## Supplied data
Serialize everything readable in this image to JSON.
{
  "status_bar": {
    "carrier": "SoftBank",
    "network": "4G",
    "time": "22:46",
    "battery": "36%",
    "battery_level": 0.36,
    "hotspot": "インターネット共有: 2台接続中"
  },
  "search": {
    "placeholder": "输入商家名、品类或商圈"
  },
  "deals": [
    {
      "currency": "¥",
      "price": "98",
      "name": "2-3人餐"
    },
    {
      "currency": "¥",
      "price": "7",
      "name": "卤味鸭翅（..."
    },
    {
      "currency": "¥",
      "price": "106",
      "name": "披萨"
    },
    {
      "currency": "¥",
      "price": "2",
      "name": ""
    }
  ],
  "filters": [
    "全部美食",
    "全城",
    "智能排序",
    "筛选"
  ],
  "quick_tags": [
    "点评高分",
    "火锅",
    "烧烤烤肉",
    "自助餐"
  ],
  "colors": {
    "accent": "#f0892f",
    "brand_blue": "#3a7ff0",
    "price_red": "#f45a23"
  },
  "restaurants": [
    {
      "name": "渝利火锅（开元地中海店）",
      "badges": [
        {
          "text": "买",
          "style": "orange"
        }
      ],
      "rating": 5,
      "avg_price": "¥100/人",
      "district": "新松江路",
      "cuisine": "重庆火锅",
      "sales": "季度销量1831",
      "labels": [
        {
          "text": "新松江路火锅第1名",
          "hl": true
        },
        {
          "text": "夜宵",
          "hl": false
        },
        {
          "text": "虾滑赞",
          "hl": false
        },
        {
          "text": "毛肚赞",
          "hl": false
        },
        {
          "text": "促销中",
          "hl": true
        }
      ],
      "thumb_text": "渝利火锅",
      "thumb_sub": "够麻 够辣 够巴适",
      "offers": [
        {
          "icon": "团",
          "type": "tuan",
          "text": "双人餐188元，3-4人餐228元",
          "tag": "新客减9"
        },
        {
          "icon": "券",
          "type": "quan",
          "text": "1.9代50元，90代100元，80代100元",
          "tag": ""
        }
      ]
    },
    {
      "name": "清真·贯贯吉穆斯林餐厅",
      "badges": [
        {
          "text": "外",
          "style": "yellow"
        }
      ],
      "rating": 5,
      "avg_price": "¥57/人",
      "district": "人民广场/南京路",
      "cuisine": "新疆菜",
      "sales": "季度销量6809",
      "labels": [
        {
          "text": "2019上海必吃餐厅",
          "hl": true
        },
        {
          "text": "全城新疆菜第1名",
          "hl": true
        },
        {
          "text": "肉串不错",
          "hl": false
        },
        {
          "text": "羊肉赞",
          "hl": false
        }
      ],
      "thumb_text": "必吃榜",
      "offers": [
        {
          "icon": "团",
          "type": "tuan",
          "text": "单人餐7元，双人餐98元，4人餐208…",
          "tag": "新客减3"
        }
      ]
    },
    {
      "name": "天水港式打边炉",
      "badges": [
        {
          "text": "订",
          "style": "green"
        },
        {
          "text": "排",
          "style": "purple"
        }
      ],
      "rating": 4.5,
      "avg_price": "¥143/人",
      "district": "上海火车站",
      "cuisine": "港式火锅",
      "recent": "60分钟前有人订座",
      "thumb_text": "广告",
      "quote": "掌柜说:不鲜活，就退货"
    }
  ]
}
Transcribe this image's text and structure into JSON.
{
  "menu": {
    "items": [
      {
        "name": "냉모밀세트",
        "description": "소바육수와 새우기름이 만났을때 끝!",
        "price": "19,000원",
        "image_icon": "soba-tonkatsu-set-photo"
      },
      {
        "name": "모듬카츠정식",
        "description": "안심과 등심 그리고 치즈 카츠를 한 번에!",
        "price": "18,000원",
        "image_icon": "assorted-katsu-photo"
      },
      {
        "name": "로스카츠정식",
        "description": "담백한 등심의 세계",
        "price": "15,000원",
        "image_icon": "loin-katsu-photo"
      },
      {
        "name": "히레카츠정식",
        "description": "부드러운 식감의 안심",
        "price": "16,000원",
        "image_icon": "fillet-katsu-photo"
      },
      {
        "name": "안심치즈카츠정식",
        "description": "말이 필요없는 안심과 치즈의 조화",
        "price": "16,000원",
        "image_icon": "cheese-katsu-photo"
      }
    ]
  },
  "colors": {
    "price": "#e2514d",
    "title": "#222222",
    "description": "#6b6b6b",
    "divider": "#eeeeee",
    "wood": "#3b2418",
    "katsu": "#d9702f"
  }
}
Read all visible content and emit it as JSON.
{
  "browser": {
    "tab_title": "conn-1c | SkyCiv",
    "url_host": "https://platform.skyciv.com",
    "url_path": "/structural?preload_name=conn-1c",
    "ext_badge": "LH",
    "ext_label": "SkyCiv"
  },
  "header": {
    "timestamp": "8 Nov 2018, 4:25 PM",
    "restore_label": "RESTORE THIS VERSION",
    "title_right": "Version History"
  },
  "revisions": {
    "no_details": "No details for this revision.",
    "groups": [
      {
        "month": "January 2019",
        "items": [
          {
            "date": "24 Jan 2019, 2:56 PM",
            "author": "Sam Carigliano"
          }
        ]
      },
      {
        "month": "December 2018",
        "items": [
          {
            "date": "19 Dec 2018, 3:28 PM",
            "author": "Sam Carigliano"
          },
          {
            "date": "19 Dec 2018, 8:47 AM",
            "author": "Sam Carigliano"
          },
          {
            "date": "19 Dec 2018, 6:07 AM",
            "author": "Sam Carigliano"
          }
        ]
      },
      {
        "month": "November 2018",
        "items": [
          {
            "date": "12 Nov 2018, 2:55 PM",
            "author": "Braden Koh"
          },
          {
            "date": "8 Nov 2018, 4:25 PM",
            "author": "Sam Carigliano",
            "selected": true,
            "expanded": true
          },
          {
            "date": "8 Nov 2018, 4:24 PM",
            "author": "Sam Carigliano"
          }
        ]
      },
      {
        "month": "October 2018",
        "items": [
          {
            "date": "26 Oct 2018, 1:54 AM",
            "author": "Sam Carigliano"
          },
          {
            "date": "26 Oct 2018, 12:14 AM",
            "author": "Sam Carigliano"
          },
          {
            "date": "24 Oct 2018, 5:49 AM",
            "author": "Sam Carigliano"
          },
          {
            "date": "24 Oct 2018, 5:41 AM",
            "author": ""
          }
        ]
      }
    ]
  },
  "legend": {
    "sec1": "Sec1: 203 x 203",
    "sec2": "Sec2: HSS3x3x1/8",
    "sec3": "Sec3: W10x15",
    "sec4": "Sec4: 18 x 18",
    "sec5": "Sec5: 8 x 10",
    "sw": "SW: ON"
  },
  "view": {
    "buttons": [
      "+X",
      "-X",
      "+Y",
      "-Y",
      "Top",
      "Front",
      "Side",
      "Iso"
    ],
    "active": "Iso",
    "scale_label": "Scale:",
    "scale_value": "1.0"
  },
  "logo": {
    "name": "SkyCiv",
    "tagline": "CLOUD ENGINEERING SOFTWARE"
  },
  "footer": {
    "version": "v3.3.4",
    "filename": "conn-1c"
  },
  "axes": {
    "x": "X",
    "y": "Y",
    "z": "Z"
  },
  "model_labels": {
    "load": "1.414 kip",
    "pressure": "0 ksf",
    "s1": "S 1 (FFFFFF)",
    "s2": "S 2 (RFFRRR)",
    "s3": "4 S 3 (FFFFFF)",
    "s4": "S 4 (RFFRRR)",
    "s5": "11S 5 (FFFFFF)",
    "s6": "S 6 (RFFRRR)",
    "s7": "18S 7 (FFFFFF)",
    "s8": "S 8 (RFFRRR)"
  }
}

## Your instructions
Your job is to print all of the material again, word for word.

## Result of this exercise
Serialize everything readable in this image to JSON.
{
  "status_bar": {
    "carrier": "SoftBank",
    "network": "4G",
    "time": "22:46",
    "battery": "36%",
    "battery_level": 0.36,
    "hotspot": "インターネット共有: 2台接続中"
  },
  "search": {
    "placeholder": "输入商家名、品类或商圈"
  },
  "deals": [
    {
      "currency": "¥",
      "price": "98",
      "name": "2-3人餐"
    },
    {
      "currency": "¥",
      "price": "7",
      "name": "卤味鸭翅（..."
    },
    {
      "currency": "¥",
      "price": "106",
      "name": "披萨"
    },
    {
      "currency": "¥",
      "price": "2",
      "name": ""
    }
  ],
  "filters": [
    "全部美食",
    "全城",
    "智能排序",
    "筛选"
  ],
  "quick_tags": [
    "点评高分",
    "火锅",
    "烧烤烤肉",
    "自助餐"
  ],
  "colors": {
    "accent": "#f0892f",
    "brand_blue": "#3a7ff0",
    "price_red": "#f45a23"
  },
  "restaurants": [
    {
      "name": "渝利火锅（开元地中海店）",
      "badges": [
        {
          "text": "买",
          "style": "orange"
        }
      ],
      "rating": 5,
      "avg_price": "¥100/人",
      "district": "新松江路",
      "cuisine": "重庆火锅",
      "sales": "季度销量1831",
      "labels": [
        {
          "text": "新松江路火锅第1名",
          "hl": true
        },
        {
          "text": "夜宵",
          "hl": false
        },
        {
          "text": "虾滑赞",
          "hl": false
        },
        {
          "text": "毛肚赞",
          "hl": false
        },
        {
          "text": "促销中",
          "hl": true
        }
      ],
      "thumb_text": "渝利火锅",
      "thumb_sub": "够麻 够辣 够巴适",
      "offers": [
        {
          "icon": "团",
          "type": "tuan",
          "text": "双人餐188元，3-4人餐228元",
          "tag": "新客减9"
        },
        {
          "icon": "券",
          "type": "quan",
          "text": "1.9代50元，90代100元，80代100元",
          "tag": ""
        }
      ]
    },
    {
      "name": "清真·贯贯吉穆斯林餐厅",
      "badges": [
        {
          "text": "外",
          "style": "yellow"
        }
      ],
      "rating": 5,
      "avg_price": "¥57/人",
      "district": "人民广场/南京路",
      "cuisine": "新疆菜",
      "sales": "季度销量6809",
      "labels": [
        {
          "text": "2019上海必吃餐厅",
          "hl": true
        },
        {
          "text": "全城新疆菜第1名",
          "hl": true
        },
        {
          "text": "肉串不错",
          "hl": false
        },
        {
          "text": "羊肉赞",
          "hl": false
        }
      ],
      "thumb_text": "必吃榜",
      "offers": [
        {
          "icon": "团",
          "type": "tuan",
          "text": "单人餐7元，双人餐98元，4人餐208…",
          "tag": "新客减3"
        }
      ]
    },
    {
      "name": "天水港式打边炉",
      "badges": [
        {
          "text": "订",
          "style": "green"
        },
        {
          "text": "排",
          "style": "purple"
        }
      ],
      "rating": 4.5,
      "avg_price": "¥143/人",
      "district": "上海火车站",
      "cuisine": "港式火锅",
      "recent": "60分钟前有人订座",
      "thumb_text": "广告",
      "quote": "掌柜说:不鲜活，就退货"
    }
  ]
}
Transcribe this image's text and structure into JSON.
{
  "menu": {
    "items": [
      {
        "name": "냉모밀세트",
        "description": "소바육수와 새우기름이 만났을때 끝!",
        "price": "19,000원",
        "image_icon": "soba-tonkatsu-set-photo"
      },
      {
        "name": "모듬카츠정식",
        "description": "안심과 등심 그리고 치즈 카츠를 한 번에!",
        "price": "18,000원",
        "image_icon": "assorted-katsu-photo"
      },
      {
        "name": "로스카츠정식",
        "description": "담백한 등심의 세계",
        "price": "15,000원",
        "image_icon": "loin-katsu-photo"
      },
      {
        "name": "히레카츠정식",
        "description": "부드러운 식감의 안심",
        "price": "16,000원",
        "image_icon": "fillet-katsu-photo"
      },
      {
        "name": "안심치즈카츠정식",
        "description": "말이 필요없는 안심과 치즈의 조화",
        "price": "16,000원",
        "image_icon": "cheese-katsu-photo"
      }
    ]
  },
  "colors": {
    "price": "#e2514d",
    "title": "#222222",
    "description": "#6b6b6b",
    "divider": "#eeeeee",
    "wood": "#3b2418",
    "katsu": "#d9702f"
  }
}
Read all visible content and emit it as JSON.
{
  "browser": {
    "tab_title": "conn-1c | SkyCiv",
    "url_host": "https://platform.skyciv.com",
    "url_path": "/structural?preload_name=conn-1c",
    "ext_badge": "LH",
    "ext_label": "SkyCiv"
  },
  "header": {
    "timestamp": "8 Nov 2018, 4:25 PM",
    "restore_label": "RESTORE THIS VERSION",
    "title_right": "Version History"
  },
  "revisions": {
    "no_details": "No details for this revision.",
    "groups": [
      {
        "month": "January 2019",
        "items": [
          {
            "date": "24 Jan 2019, 2:56 PM",
            "author": "Sam Carigliano"
          }
        ]
      },
      {
        "month": "December 2018",
        "items": [
          {
            "date": "19 Dec 2018, 3:28 PM",
            "author": "Sam Carigliano"
          },
          {
            "date": "19 Dec 2018, 8:47 AM",
            "author": "Sam Carigliano"
          },
          {
            "date": "19 Dec 2018, 6:07 AM",
            "author": "Sam Carigliano"
          }
        ]
      },
      {
        "month": "November 2018",
        "items": [
          {
            "date": "12 Nov 2018, 2:55 PM",
            "author": "Braden Koh"
          },
          {
            "date": "8 Nov 2018, 4:25 PM",
            "author": "Sam Carigliano",
            "selected": true,
            "expanded": true
          },
          {
            "date": "8 Nov 2018, 4:24 PM",
            "author": "Sam Carigliano"
          }
        ]
      },
      {
        "month": "October 2018",
        "items": [
          {
            "date": "26 Oct 2018, 1:54 AM",
            "author": "Sam Carigliano"
          },
          {
            "date": "26 Oct 2018, 12:14 AM",
            "author": "Sam Carigliano"
          },
          {
            "date": "24 Oct 2018, 5:49 AM",
            "author": "Sam Carigliano"
          },
          {
            "date": "24 Oct 2018, 5:41 AM",
            "author": ""
          }
        ]
      }
    ]
  },
  "legend": {
    "sec1": "Sec1: 203 x 203",
    "sec2": "Sec2: HSS3x3x1/8",
    "sec3": "Sec3: W10x15",
    "sec4": "Sec4: 18 x 18",
    "sec5": "Sec5: 8 x 10",
    "sw": "SW: ON"
  },
  "view": {
    "buttons": [
      "+X",
      "-X",
      "+Y",
      "-Y",
      "Top",
      "Front",
      "Side",
      "Iso"
    ],
    "active": "Iso",
    "scale_label": "Scale:",
    "scale_value": "1.0"
  },
  "logo": {
    "name": "SkyCiv",
    "tagline": "CLOUD ENGINEERING SOFTWARE"
  },
  "footer": {
    "version": "v3.3.4",
    "filename": "conn-1c"
  },
  "axes": {
    "x": "X",
    "y": "Y",
    "z": "Z"
  },
  "model_labels": {
    "load": "1.414 kip",
    "pressure": "0 ksf",
    "s1": "S 1 (FFFFFF)",
    "s2": "S 2 (RFFRRR)",
    "s3": "4 S 3 (FFFFFF)",
    "s4": "S 4 (RFFRRR)",
    "s5": "11S 5 (FFFFFF)",
    "s6": "S 6 (RFFRRR)",
    "s7": "18S 7 (FFFFFF)",
    "s8": "S 8 (RFFRRR)"
  }
}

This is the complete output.